> **Your instructions**
Every line of the material should be output exactly as written.

> **Data supplied**
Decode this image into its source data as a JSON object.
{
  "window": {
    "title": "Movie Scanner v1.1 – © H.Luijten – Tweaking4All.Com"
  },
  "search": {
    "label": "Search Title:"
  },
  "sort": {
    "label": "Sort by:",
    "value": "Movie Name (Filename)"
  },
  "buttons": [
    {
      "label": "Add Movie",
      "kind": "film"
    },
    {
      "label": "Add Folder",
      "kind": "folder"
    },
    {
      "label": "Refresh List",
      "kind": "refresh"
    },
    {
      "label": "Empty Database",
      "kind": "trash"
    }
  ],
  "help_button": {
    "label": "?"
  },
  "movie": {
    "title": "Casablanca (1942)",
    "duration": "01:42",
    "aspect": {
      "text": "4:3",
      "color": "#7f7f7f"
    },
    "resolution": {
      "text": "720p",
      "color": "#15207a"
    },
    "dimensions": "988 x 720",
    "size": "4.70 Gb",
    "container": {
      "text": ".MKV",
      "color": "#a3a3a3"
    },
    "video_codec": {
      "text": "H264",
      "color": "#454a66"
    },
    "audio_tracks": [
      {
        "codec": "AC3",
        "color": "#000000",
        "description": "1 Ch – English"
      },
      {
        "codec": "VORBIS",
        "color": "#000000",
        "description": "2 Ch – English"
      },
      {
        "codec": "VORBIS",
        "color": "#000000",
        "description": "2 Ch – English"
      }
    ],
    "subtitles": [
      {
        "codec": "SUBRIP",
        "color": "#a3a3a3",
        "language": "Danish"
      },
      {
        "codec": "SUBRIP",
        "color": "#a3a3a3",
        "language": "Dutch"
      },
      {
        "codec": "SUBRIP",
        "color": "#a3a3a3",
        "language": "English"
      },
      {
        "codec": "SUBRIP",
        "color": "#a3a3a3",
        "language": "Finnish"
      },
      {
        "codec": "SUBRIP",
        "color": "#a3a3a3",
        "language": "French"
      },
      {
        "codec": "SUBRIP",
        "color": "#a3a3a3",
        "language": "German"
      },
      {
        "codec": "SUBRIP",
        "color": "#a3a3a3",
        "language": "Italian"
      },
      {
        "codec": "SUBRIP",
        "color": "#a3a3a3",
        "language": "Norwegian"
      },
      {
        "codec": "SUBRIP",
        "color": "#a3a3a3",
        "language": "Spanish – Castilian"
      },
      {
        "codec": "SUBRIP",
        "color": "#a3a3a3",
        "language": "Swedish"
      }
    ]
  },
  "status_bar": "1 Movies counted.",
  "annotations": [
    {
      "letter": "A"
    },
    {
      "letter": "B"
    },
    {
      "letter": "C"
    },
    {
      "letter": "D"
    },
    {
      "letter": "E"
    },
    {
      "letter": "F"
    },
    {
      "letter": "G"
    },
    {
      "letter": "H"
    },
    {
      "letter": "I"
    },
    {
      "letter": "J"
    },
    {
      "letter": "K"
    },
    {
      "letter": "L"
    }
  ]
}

> **Reply**
Decode this image into its source data as a JSON object.
{
  "window": {
    "title": "Movie Scanner v1.1 – © H.Luijten – Tweaking4All.Com"
  },
  "search": {
    "label": "Search Title:"
  },
  "sort": {
    "label": "Sort by:",
    "value": "Movie Name (Filename)"
  },
  "buttons": [
    {
      "label": "Add Movie",
      "kind": "film"
    },
    {
      "label": "Add Folder",
      "kind": "folder"
    },
    {
      "label": "Refresh List",
      "kind": "refresh"
    },
    {
      "label": "Empty Database",
      "kind": "trash"
    }
  ],
  "help_button": {
    "label": "?"
  },
  "movie": {
    "title": "Casablanca (1942)",
    "duration": "01:42",
    "aspect": {
      "text": "4:3",
      "color": "#7f7f7f"
    },
    "resolution": {
      "text": "720p",
      "color": "#15207a"
    },
    "dimensions": "988 x 720",
    "size": "4.70 Gb",
    "container": {
      "text": ".MKV",
      "color": "#a3a3a3"
    },
    "video_codec": {
      "text": "H264",
      "color": "#454a66"
    },
    "audio_tracks": [
      {
        "codec": "AC3",
        "color": "#000000",
        "description": "1 Ch – English"
      },
      {
        "codec": "VORBIS",
        "color": "#000000",
        "description": "2 Ch – English"
      },
      {
        "codec": "VORBIS",
        "color": "#000000",
        "description": "2 Ch – English"
      }
    ],
    "subtitles": [
      {
        "codec": "SUBRIP",
        "color": "#a3a3a3",
        "language": "Danish"
      },
      {
        "codec": "SUBRIP",
        "color": "#a3a3a3",
        "language": "Dutch"
      },
      {
        "codec": "SUBRIP",
        "color": "#a3a3a3",
        "language": "English"
      },
      {
        "codec": "SUBRIP",
        "color": "#a3a3a3",
        "language": "Finnish"
      },
      {
        "codec": "SUBRIP",
        "color": "#a3a3a3",
        "language": "French"
      },
      {
        "codec": "SUBRIP",
        "color": "#a3a3a3",
        "language": "German"
      },
      {
        "codec": "SUBRIP",
        "color": "#a3a3a3",
        "language": "Italian"
      },
      {
        "codec": "SUBRIP",
        "color": "#a3a3a3",
        "language": "Norwegian"
      },
      {
        "codec": "SUBRIP",
        "color": "#a3a3a3",
        "language": "Spanish – Castilian"
      },
      {
        "codec": "SUBRIP",
        "color": "#a3a3a3",
        "language": "Swedish"
      }
    ]
  },
  "status_bar": "1 Movies counted.",
  "annotations": [
    {
      "letter": "A"
    },
    {
      "letter": "B"
    },
    {
      "letter": "C"
    },
    {
      "letter": "D"
    },
    {
      "letter": "E"
    },
    {
      "letter": "F"
    },
    {
      "letter": "G"
    },
    {
      "letter": "H"
    },
    {
      "letter": "I"
    },
    {
      "letter": "J"
    },
    {
      "letter": "K"
    },
    {
      "letter": "L"
    }
  ]
}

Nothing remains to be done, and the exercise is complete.